Exercise details:
All of the data must be returned exactly as given.

======== Record set

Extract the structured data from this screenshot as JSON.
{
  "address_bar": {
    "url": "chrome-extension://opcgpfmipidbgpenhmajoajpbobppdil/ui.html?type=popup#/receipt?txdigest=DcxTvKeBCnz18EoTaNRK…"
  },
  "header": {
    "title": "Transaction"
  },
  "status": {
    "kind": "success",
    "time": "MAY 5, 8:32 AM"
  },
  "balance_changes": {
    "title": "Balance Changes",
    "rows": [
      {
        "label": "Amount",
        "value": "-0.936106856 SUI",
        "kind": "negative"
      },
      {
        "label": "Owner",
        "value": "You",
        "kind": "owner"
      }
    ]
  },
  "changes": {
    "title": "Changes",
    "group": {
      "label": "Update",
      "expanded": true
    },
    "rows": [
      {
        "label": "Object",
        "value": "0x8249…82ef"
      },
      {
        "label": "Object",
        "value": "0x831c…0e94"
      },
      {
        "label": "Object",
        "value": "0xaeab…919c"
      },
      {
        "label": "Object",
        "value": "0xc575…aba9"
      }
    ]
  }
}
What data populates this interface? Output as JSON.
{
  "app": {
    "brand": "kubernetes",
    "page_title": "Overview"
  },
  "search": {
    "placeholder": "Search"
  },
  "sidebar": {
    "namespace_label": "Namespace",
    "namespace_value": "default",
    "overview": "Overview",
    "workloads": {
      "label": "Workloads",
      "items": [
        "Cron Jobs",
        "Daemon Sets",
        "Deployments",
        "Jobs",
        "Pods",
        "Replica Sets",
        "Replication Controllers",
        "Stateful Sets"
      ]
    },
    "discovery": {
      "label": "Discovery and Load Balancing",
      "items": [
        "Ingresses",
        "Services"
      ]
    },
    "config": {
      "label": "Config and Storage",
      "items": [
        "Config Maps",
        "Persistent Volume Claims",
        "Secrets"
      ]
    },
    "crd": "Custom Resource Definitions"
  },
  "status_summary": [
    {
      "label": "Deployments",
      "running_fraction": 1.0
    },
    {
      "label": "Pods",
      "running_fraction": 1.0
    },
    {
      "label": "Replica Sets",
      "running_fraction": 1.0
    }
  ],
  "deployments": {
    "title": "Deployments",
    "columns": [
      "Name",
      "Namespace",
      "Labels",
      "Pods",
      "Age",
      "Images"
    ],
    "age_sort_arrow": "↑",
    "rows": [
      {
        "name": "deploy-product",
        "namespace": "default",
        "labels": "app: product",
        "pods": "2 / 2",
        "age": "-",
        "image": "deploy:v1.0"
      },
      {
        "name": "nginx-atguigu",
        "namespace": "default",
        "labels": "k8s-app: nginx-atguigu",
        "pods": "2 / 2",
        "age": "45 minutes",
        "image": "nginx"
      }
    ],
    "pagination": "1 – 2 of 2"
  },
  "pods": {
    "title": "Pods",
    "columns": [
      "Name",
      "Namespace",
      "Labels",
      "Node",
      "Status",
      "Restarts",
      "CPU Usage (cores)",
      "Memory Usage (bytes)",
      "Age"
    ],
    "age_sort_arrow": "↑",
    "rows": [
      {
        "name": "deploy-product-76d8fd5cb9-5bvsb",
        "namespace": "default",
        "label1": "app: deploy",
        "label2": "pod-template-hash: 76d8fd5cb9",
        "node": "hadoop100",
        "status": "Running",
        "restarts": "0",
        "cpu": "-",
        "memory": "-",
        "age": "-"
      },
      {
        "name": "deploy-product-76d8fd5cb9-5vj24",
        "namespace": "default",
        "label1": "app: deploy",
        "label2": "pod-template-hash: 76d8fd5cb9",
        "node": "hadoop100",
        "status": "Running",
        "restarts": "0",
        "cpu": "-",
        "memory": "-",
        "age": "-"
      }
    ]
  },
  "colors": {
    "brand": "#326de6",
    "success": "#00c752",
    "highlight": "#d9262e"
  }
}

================

Task output:
Extract the structured data from this screenshot as JSON.
{
  "address_bar": {
    "url": "chrome-extension://opcgpfmipidbgpenhmajoajpbobppdil/ui.html?type=popup#/receipt?txdigest=DcxTvKeBCnz18EoTaNRK…"
  },
  "header": {
    "title": "Transaction"
  },
  "status": {
    "kind": "success",
    "time": "MAY 5, 8:32 AM"
  },
  "balance_changes": {
    "title": "Balance Changes",
    "rows": [
      {
        "label": "Amount",
        "value": "-0.936106856 SUI",
        "kind": "negative"
      },
      {
        "label": "Owner",
        "value": "You",
        "kind": "owner"
      }
    ]
  },
  "changes": {
    "title": "Changes",
    "group": {
      "label": "Update",
      "expanded": true
    },
    "rows": [
      {
        "label": "Object",
        "value": "0x8249…82ef"
      },
      {
        "label": "Object",
        "value": "0x831c…0e94"
      },
      {
        "label": "Object",
        "value": "0xaeab…919c"
      },
      {
        "label": "Object",
        "value": "0xc575…aba9"
      }
    ]
  }
}
What data populates this interface? Output as JSON.
{
  "app": {
    "brand": "kubernetes",
    "page_title": "Overview"
  },
  "search": {
    "placeholder": "Search"
  },
  "sidebar": {
    "namespace_label": "Namespace",
    "namespace_value": "default",
    "overview": "Overview",
    "workloads": {
      "label": "Workloads",
      "items": [
        "Cron Jobs",
        "Daemon Sets",
        "Deployments",
        "Jobs",
        "Pods",
        "Replica Sets",
        "Replication Controllers",
        "Stateful Sets"
      ]
    },
    "discovery": {
      "label": "Discovery and Load Balancing",
      "items": [
        "Ingresses",
        "Services"
      ]
    },
    "config": {
      "label": "Config and Storage",
      "items": [
        "Config Maps",
        "Persistent Volume Claims",
        "Secrets"
      ]
    },
    "crd": "Custom Resource Definitions"
  },
  "status_summary": [
    {
      "label": "Deployments",
      "running_fraction": 1.0
    },
    {
      "label": "Pods",
      "running_fraction": 1.0
    },
    {
      "label": "Replica Sets",
      "running_fraction": 1.0
    }
  ],
  "deployments": {
    "title": "Deployments",
    "columns": [
      "Name",
      "Namespace",
      "Labels",
      "Pods",
      "Age",
      "Images"
    ],
    "age_sort_arrow": "↑",
    "rows": [
      {
        "name": "deploy-product",
        "namespace": "default",
        "labels": "app: product",
        "pods": "2 / 2",
        "age": "-",
        "image": "deploy:v1.0"
      },
      {
        "name": "nginx-atguigu",
        "namespace": "default",
        "labels": "k8s-app: nginx-atguigu",
        "pods": "2 / 2",
        "age": "45 minutes",
        "image": "nginx"
      }
    ],
    "pagination": "1 – 2 of 2"
  },
  "pods": {
    "title": "Pods",
    "columns": [
      "Name",
      "Namespace",
      "Labels",
      "Node",
      "Status",
      "Restarts",
      "CPU Usage (cores)",
      "Memory Usage (bytes)",
      "Age"
    ],
    "age_sort_arrow": "↑",
    "rows": [
      {
        "name": "deploy-product-76d8fd5cb9-5bvsb",
        "namespace": "default",
        "label1": "app: deploy",
        "label2": "pod-template-hash: 76d8fd5cb9",
        "node": "hadoop100",
        "status": "Running",
        "restarts": "0",
        "cpu": "-",
        "memory": "-",
        "age": "-"
      },
      {
        "name": "deploy-product-76d8fd5cb9-5vj24",
        "namespace": "default",
        "label1": "app: deploy",
        "label2": "pod-template-hash: 76d8fd5cb9",
        "node": "hadoop100",
        "status": "Running",
        "restarts": "0",
        "cpu": "-",
        "memory": "-",
        "age": "-"
      }
    ]
  },
  "colors": {
    "brand": "#326de6",
    "success": "#00c752",
    "highlight": "#d9262e"
  }
}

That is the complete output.